A TOUCH OF REGIONAL RECIPE HISTORY
There is a difference of opinion as to what exactly the Lowcountry encompasses. The term is most frequently used to describe the coastal area of South Carolina to the Savannah River at the Georgia state line. But there is one belief I think we can all agree on, the Lowcountry enjoys a very diverse and rich culinary history. From the commencement of time, the Lowcountry locals had to make do with what was around them, and with over hundreds of thousands acres of wetlands, marshes, and lakes, it’s easy to understand the Lowcountry philosophy, “If you got it, you cook it.” Still to this day, the philosophy remains true.
WE ARE STUCK IN THE MIDDLE
There was, and maybe still is, a strong sense of rivalry between the cities and people of Charleston and Savannah. They rivaled for hospitability, social graces, and which city was founded first. We, the true Lowcountry, can lay claim to them both, and enjoy the resources, the lifestyles and the histories of the Holy and Hostess cities. One of the most valuable assets of being ‘caught in the middle’ is that we get the opportunity to enjoy the cuisine both cities offer. The costal locations of both Charleston and Savannah provide a soul food inspiration, with foods as rich in history and they are in flavor, and although the Holy and Hostess City have grown and evolved in recent years, classic southern Lowcountry foods like shrimp and grits and she-crab soup remain staples of the food scene.
WHAT WE KNOW ABOUT THE LOWCOUNTRY
- Seasonality: There’s a focus on good, locally used ingredients, and luckily for the Lowcountry that means using what we already have. For centuries local cooks have turned to the water for culinary inspiration. Crab, shrimp, fish, and oysters form the basis of any traditional menu. Rice, grits and the produce of the coastal plain also play an instrumental role in the Lowcountry cooking. Cooks and chefs here have always been focused on good quality, and seasonal ingredients.

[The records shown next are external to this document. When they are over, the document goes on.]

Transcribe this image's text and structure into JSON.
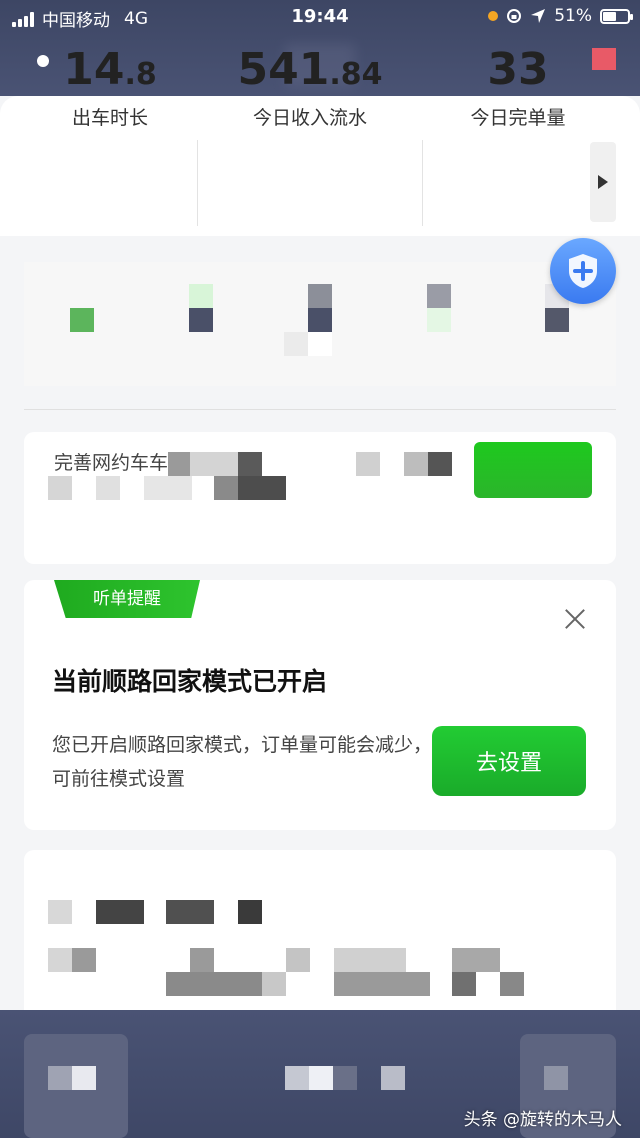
{
  "status_bar": {
    "carrier": "中国移动",
    "network": "4G",
    "time": "19:44",
    "battery": "51%"
  },
  "stats": [
    {
      "value_int": "14",
      "value_dec": ".8",
      "label": "出车时长"
    },
    {
      "value_int": "541",
      "value_dec": ".84",
      "label": "今日收入流水"
    },
    {
      "value_int": "33",
      "value_dec": "",
      "label": "今日完单量"
    }
  ],
  "card1": {
    "text": "完善网约车车"
  },
  "reminder": {
    "tag": "听单提醒",
    "title": "当前顺路回家模式已开启",
    "desc": "您已开启顺路回家模式，订单量可能会减少，可前往模式设置",
    "button": "去设置"
  },
  "watermark": "头条 @旋转的木马人",
  "colors": {
    "header": "#414a6a",
    "green": "#22c12e",
    "shield_blue": "#4a8cf7"
  }
}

- Condiments: Because of the climate in the Lowcountry, canning evolved as a ways to preserve the bounty of produce. It’s still true to this day, most dining venues provide some type of condiment at every table.
- Seafood Culture: It is strong and continues to flourish with the popularity of recreational offshore fishing. For convenience, and certainly for flavor, grilling seafood is the preferred cooking method for fish in the Lowcountry.
- Comfort Food: Like most southern cuisine, Lowcountry food is comfort food, best eaten at home and centered around large, one-pot meals.
WHAT LOWCOUNTRY CUISINE MEANS AT COLLETON RIVER
- Variety and quality of the season’s ingredients
- Traditional cooking methods, keeps us true to our roots as cooks
- The world’s best seafood and the abundance we enjoy
- Unique products found right here in our backyard (or marsh)
- Making your dining experience in the Lowcountry memorable and fun